Just Finance International is calling on the Chinese authorities to honor President Xi’s September 2021 pledge to ‘not build new coal-fired power projects abroad’, by immediately exiting the Tuzla 7 project”
Just Finance International welcomes the July 14th announcement by the Federation of Bosnia and Herzegovina (FBIH) government that it will reject a proposal for an alternative Chinese subcontractor for the proposed Tuzla 7 coal fired power plant, and calls on the Federation of BiH Parliament to choose to ditch the plant’s construction.
The future of the planned 450 MW Tuzla 7 lignite plant in Bosnia and Herzegovina is again in doubt after the country’s State Aid Council revoked its decision to approve a public guarantee for a EUR 614 million loan from China Eximbank last week, four years after the Council’s initial clearance. 5 July 2022 The… Continue reading Bosnia’s planned Tuzla 7 lignite plant on the rocks after state aid U-turn
“China will keine neuen Kohlekraftwerke im Ausland bauen. Opfer könnten nun Projekte auf dem Balkan werden. Umweltschützer sind erfreut, bleiben aber skeptisch.”
The future of a planned 700 MW Ugljevik III coal power plant in Bosnia and Herzegovina is in doubt after one of the project companies, Sunningwell International Limited, confirmed that Chinese bank loans will not be available for the project.
Despite a pledge to stop financing coal power abroad, overseas coal power plants financed by Chinese banks and state-owned enterprises are still moving forward – including in Bosnia and Herzegovina. Read the full story by Wawa Wang and Nils Resare in the Diplomat here.
The contaminated ash from the Tuzla coal power plant is mixed with water and pumped out into a dessert-like field a few kilometres outside the city centre. Well-implemented environmental impact assessments and feasibility studies are crucial for governments to make fully informed decisions. Underestimating environmental impacts or miscalculating costs will not only undermine accountability, but… Continue reading Deceptive feasibility studies for new coal power plants in Bosnia and Herzegovina
Mile Krstić is expecting a new neighbour: just a few hundred metres from his house, the ground has been prepared for the new coal-fired power station, Ugljevik III. His house is already surrounded by the city’s substantial coal industry: Ugljevik I, one of Europe’s most polluting coal fired station, are in front of it, and… Continue reading Chinese coal power still in Bosnian pipeline
G20 nations including China have agreed to ending public financing for international coal-fired power projects this year, following on from similar commitments by the G7 and the OECD. China, the world’s top financier for the construction of international coal-fired power projects, still currently has over 1.7 GW of planned coal-fired power plants and the 350 MW Kostolac B3 coal-fired power project under construction in the Western Balkan countries in Southeast Europe… Continue Reading

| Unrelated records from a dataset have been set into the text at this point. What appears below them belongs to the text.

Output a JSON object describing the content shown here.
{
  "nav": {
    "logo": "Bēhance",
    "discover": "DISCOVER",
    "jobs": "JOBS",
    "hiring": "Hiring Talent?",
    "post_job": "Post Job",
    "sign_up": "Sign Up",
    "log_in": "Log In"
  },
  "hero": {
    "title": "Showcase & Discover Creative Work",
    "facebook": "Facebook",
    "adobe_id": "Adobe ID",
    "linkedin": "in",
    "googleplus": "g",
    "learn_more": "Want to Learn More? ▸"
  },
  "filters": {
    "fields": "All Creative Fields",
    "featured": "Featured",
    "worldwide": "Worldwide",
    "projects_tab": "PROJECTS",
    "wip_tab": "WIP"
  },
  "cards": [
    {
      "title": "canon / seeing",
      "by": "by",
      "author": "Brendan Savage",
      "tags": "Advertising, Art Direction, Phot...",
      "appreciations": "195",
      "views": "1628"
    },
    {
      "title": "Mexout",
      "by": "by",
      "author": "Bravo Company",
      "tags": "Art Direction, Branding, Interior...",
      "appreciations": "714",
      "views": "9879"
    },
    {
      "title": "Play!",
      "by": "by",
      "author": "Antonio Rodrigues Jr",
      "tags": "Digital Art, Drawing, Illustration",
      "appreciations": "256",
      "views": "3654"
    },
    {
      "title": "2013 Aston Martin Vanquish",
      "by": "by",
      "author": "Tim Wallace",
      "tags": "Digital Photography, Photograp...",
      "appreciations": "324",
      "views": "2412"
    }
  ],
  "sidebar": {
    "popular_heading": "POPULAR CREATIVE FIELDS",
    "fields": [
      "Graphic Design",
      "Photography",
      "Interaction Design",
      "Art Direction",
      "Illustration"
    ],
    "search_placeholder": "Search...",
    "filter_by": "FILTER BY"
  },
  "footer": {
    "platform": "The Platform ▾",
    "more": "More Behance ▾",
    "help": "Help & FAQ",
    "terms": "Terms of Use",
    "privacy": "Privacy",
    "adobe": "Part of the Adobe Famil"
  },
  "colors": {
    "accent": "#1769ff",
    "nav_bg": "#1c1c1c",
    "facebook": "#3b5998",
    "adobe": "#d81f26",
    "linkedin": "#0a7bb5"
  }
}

Our research on China’s new and ongoing international coal-fired power deals show that while project completion rate is on the decline, and the cancellation rate of projects in a number of countries has risen during the past year, there is a risk that over 3,645 megawatts of newly announced deals from 2021 in Bosnia and Herzegovina, Indonesia, the Philippines, and Serbia, as well as over 10 GW of planned projects in six countries across Europe, Asia and Africa may receive financing or at risk of getting built and put into operation.